*** Opening of RECORDS TO USE ***
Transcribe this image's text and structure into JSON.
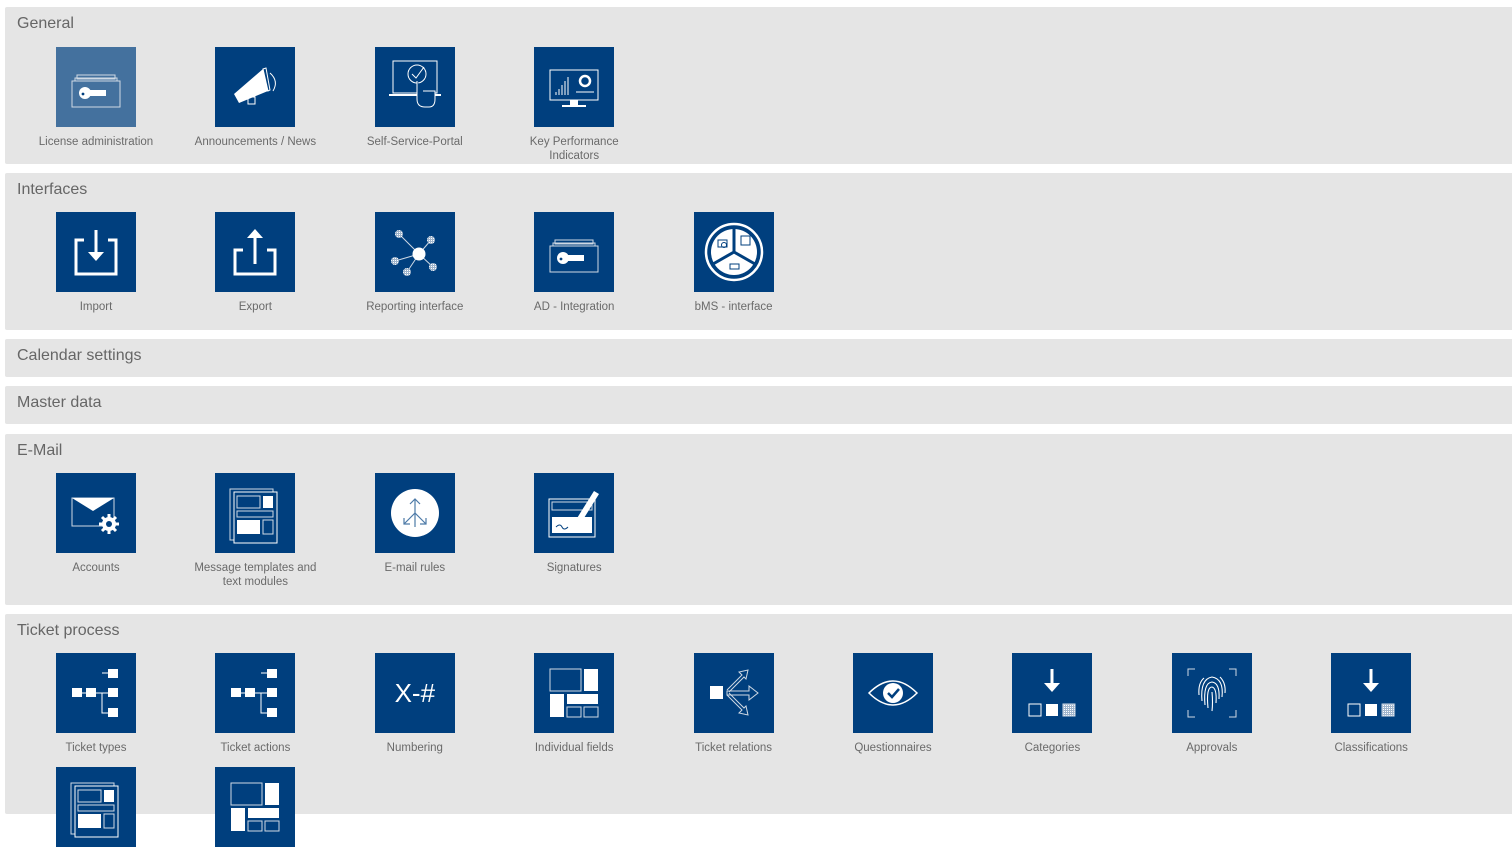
{
  "colors": {
    "panel_bg": "#e5e5e5",
    "tile_bg": "#003f7e",
    "tile_hover_bg": "#44719e",
    "label": "#6a6a6a",
    "title": "#666666"
  },
  "sections": [
    {
      "title": "General",
      "items": [
        {
          "label": "License administration",
          "icon": "license-key-icon",
          "hovered": true
        },
        {
          "label": "Announcements / News",
          "icon": "megaphone-icon"
        },
        {
          "label": "Self-Service-Portal",
          "icon": "touch-screen-icon"
        },
        {
          "label": "Key Performance Indicators",
          "icon": "kpi-monitor-icon"
        }
      ]
    },
    {
      "title": "Interfaces",
      "items": [
        {
          "label": "Import",
          "icon": "import-icon"
        },
        {
          "label": "Export",
          "icon": "export-icon"
        },
        {
          "label": "Reporting interface",
          "icon": "network-nodes-icon"
        },
        {
          "label": "AD - Integration",
          "icon": "license-key-icon"
        },
        {
          "label": "bMS - interface",
          "icon": "bms-circle-icon"
        }
      ]
    },
    {
      "title": "Calendar settings",
      "items": []
    },
    {
      "title": "Master data",
      "items": []
    },
    {
      "title": "E-Mail",
      "items": [
        {
          "label": "Accounts",
          "icon": "mail-gear-icon"
        },
        {
          "label": "Message templates and text modules",
          "icon": "templates-icon"
        },
        {
          "label": "E-mail rules",
          "icon": "mail-rules-icon"
        },
        {
          "label": "Signatures",
          "icon": "signature-icon"
        }
      ]
    },
    {
      "title": "Ticket process",
      "items": [
        {
          "label": "Ticket types",
          "icon": "flow-tree-icon"
        },
        {
          "label": "Ticket actions",
          "icon": "flow-tree-icon"
        },
        {
          "label": "Numbering",
          "icon": "numbering-icon",
          "glyph": "X-#"
        },
        {
          "label": "Individual fields",
          "icon": "layout-fields-icon"
        },
        {
          "label": "Ticket relations",
          "icon": "relations-arrows-icon"
        },
        {
          "label": "Questionnaires",
          "icon": "eye-check-icon"
        },
        {
          "label": "Categories",
          "icon": "category-arrow-icon"
        },
        {
          "label": "Approvals",
          "icon": "fingerprint-icon"
        },
        {
          "label": "Classifications",
          "icon": "category-arrow-icon"
        },
        {
          "label": "",
          "icon": "templates-icon"
        },
        {
          "label": "",
          "icon": "layout-fields-icon"
        }
      ]
    }
  ]
}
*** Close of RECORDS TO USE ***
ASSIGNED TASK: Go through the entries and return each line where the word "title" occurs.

ANSWER TO THIS PROBLEM:
    "title": "#666666"
      "title": "General",
      "title": "Interfaces",
      "title": "Calendar settings",
      "title": "Master data",
      "title": "E-Mail",
      "title": "Ticket process",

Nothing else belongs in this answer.